[Interface dataset entries]
***
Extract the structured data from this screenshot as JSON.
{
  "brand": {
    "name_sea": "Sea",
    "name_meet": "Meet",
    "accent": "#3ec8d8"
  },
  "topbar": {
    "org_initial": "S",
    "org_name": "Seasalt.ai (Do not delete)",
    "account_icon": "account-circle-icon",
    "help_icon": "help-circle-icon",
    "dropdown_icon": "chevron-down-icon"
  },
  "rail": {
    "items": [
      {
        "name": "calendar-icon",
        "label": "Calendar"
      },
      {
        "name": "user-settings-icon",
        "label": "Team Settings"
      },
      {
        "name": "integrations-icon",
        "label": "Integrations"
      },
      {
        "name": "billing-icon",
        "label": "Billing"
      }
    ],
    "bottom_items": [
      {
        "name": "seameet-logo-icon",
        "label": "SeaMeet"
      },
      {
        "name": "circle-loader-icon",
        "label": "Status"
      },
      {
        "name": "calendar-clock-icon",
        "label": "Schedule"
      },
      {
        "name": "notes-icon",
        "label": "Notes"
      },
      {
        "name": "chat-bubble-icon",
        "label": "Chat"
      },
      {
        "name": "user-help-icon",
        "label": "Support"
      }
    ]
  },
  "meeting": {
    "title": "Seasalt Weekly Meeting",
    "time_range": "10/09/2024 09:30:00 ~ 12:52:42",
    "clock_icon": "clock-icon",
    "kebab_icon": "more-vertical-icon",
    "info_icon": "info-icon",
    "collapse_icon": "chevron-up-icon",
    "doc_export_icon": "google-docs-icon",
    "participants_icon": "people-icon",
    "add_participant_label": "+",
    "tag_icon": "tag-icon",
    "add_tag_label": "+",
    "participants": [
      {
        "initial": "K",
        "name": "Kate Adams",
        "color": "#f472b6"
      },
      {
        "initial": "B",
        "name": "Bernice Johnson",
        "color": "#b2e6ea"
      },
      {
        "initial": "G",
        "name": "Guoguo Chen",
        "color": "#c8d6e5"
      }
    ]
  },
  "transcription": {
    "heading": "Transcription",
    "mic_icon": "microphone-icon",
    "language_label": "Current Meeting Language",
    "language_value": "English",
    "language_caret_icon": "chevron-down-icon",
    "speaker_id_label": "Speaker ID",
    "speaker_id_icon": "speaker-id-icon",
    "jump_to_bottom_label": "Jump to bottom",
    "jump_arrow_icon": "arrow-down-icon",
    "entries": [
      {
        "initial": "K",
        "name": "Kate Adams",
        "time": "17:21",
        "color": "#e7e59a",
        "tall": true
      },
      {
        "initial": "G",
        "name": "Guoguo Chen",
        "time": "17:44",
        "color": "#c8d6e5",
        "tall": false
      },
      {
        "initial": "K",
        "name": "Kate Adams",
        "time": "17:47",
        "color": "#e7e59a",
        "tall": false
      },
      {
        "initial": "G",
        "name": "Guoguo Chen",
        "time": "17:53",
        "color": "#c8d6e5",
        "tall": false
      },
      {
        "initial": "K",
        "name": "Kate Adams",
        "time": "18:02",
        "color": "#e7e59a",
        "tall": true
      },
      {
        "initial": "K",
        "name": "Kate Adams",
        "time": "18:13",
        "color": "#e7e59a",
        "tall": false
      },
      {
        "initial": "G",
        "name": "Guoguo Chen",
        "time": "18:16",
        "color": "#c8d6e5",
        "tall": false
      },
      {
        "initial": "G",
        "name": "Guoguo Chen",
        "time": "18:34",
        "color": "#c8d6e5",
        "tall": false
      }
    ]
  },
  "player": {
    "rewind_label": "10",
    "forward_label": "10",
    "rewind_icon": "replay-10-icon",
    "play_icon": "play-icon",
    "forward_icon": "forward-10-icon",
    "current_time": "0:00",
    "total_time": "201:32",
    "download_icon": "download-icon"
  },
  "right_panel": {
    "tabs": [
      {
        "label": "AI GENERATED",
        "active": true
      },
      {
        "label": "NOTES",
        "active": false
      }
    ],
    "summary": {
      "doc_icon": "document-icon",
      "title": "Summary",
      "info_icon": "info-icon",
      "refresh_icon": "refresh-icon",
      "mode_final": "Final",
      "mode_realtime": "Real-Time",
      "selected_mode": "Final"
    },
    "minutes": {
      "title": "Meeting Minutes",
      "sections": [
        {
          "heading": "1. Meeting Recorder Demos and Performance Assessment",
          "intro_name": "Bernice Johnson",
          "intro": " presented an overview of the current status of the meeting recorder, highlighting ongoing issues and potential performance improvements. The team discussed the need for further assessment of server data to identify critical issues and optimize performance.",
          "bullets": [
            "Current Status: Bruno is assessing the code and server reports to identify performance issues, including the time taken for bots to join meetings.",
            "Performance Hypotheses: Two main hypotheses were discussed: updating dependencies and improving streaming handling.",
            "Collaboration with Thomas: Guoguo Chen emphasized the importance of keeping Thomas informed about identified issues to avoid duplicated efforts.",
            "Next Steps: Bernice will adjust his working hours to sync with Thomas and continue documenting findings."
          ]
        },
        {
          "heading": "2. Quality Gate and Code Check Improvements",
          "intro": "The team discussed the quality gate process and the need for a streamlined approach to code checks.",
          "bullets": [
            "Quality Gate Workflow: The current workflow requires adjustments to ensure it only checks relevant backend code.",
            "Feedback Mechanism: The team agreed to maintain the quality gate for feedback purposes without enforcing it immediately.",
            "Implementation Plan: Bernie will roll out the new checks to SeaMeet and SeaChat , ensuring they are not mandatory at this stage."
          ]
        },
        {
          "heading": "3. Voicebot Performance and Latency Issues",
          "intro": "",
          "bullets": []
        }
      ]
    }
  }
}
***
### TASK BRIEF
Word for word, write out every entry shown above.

### COMPLETED TASK
Extract the structured data from this screenshot as JSON.
{
  "brand": {
    "name_sea": "Sea",
    "name_meet": "Meet",
    "accent": "#3ec8d8"
  },
  "topbar": {
    "org_initial": "S",
    "org_name": "Seasalt.ai (Do not delete)",
    "account_icon": "account-circle-icon",
    "help_icon": "help-circle-icon",
    "dropdown_icon": "chevron-down-icon"
  },
  "rail": {
    "items": [
      {
        "name": "calendar-icon",
        "label": "Calendar"
      },
      {
        "name": "user-settings-icon",
        "label": "Team Settings"
      },
      {
        "name": "integrations-icon",
        "label": "Integrations"
      },
      {
        "name": "billing-icon",
        "label": "Billing"
      }
    ],
    "bottom_items": [
      {
        "name": "seameet-logo-icon",
        "label": "SeaMeet"
      },
      {
        "name": "circle-loader-icon",
        "label": "Status"
      },
      {
        "name": "calendar-clock-icon",
        "label": "Schedule"
      },
      {
        "name": "notes-icon",
        "label": "Notes"
      },
      {
        "name": "chat-bubble-icon",
        "label": "Chat"
      },
      {
        "name": "user-help-icon",
        "label": "Support"
      }
    ]
  },
  "meeting": {
    "title": "Seasalt Weekly Meeting",
    "time_range": "10/09/2024 09:30:00 ~ 12:52:42",
    "clock_icon": "clock-icon",
    "kebab_icon": "more-vertical-icon",
    "info_icon": "info-icon",
    "collapse_icon": "chevron-up-icon",
    "doc_export_icon": "google-docs-icon",
    "participants_icon": "people-icon",
    "add_participant_label": "+",
    "tag_icon": "tag-icon",
    "add_tag_label": "+",
    "participants": [
      {
        "initial": "K",
        "name": "Kate Adams",
        "color": "#f472b6"
      },
      {
        "initial": "B",
        "name": "Bernice Johnson",
        "color": "#b2e6ea"
      },
      {
        "initial": "G",
        "name": "Guoguo Chen",
        "color": "#c8d6e5"
      }
    ]
  },
  "transcription": {
    "heading": "Transcription",
    "mic_icon": "microphone-icon",
    "language_label": "Current Meeting Language",
    "language_value": "English",
    "language_caret_icon": "chevron-down-icon",
    "speaker_id_label": "Speaker ID",
    "speaker_id_icon": "speaker-id-icon",
    "jump_to_bottom_label": "Jump to bottom",
    "jump_arrow_icon": "arrow-down-icon",
    "entries": [
      {
        "initial": "K",
        "name": "Kate Adams",
        "time": "17:21",
        "color": "#e7e59a",
        "tall": true
      },
      {
        "initial": "G",
        "name": "Guoguo Chen",
        "time": "17:44",
        "color": "#c8d6e5",
        "tall": false
      },
      {
        "initial": "K",
        "name": "Kate Adams",
        "time": "17:47",
        "color": "#e7e59a",
        "tall": false
      },
      {
        "initial": "G",
        "name": "Guoguo Chen",
        "time": "17:53",
        "color": "#c8d6e5",
        "tall": false
      },
      {
        "initial": "K",
        "name": "Kate Adams",
        "time": "18:02",
        "color": "#e7e59a",
        "tall": true
      },
      {
        "initial": "K",
        "name": "Kate Adams",
        "time": "18:13",
        "color": "#e7e59a",
        "tall": false
      },
      {
        "initial": "G",
        "name": "Guoguo Chen",
        "time": "18:16",
        "color": "#c8d6e5",
        "tall": false
      },
      {
        "initial": "G",
        "name": "Guoguo Chen",
        "time": "18:34",
        "color": "#c8d6e5",
        "tall": false
      }
    ]
  },
  "player": {
    "rewind_label": "10",
    "forward_label": "10",
    "rewind_icon": "replay-10-icon",
    "play_icon": "play-icon",
    "forward_icon": "forward-10-icon",
    "current_time": "0:00",
    "total_time": "201:32",
    "download_icon": "download-icon"
  },
  "right_panel": {
    "tabs": [
      {
        "label": "AI GENERATED",
        "active": true
      },
      {
        "label": "NOTES",
        "active": false
      }
    ],
    "summary": {
      "doc_icon": "document-icon",
      "title": "Summary",
      "info_icon": "info-icon",
      "refresh_icon": "refresh-icon",
      "mode_final": "Final",
      "mode_realtime": "Real-Time",
      "selected_mode": "Final"
    },
    "minutes": {
      "title": "Meeting Minutes",
      "sections": [
        {
          "heading": "1. Meeting Recorder Demos and Performance Assessment",
          "intro_name": "Bernice Johnson",
          "intro": " presented an overview of the current status of the meeting recorder, highlighting ongoing issues and potential performance improvements. The team discussed the need for further assessment of server data to identify critical issues and optimize performance.",
          "bullets": [
            "Current Status: Bruno is assessing the code and server reports to identify performance issues, including the time taken for bots to join meetings.",
            "Performance Hypotheses: Two main hypotheses were discussed: updating dependencies and improving streaming handling.",
            "Collaboration with Thomas: Guoguo Chen emphasized the importance of keeping Thomas informed about identified issues to avoid duplicated efforts.",
            "Next Steps: Bernice will adjust his working hours to sync with Thomas and continue documenting findings."
          ]
        },
        {
          "heading": "2. Quality Gate and Code Check Improvements",
          "intro": "The team discussed the quality gate process and the need for a streamlined approach to code checks.",
          "bullets": [
            "Quality Gate Workflow: The current workflow requires adjustments to ensure it only checks relevant backend code.",
            "Feedback Mechanism: The team agreed to maintain the quality gate for feedback purposes without enforcing it immediately.",
            "Implementation Plan: Bernie will roll out the new checks to SeaMeet and SeaChat , ensuring they are not mandatory at this stage."
          ]
        },
        {
          "heading": "3. Voicebot Performance and Latency Issues",
          "intro": "",
          "bullets": []
        }
      ]
    }
  }
}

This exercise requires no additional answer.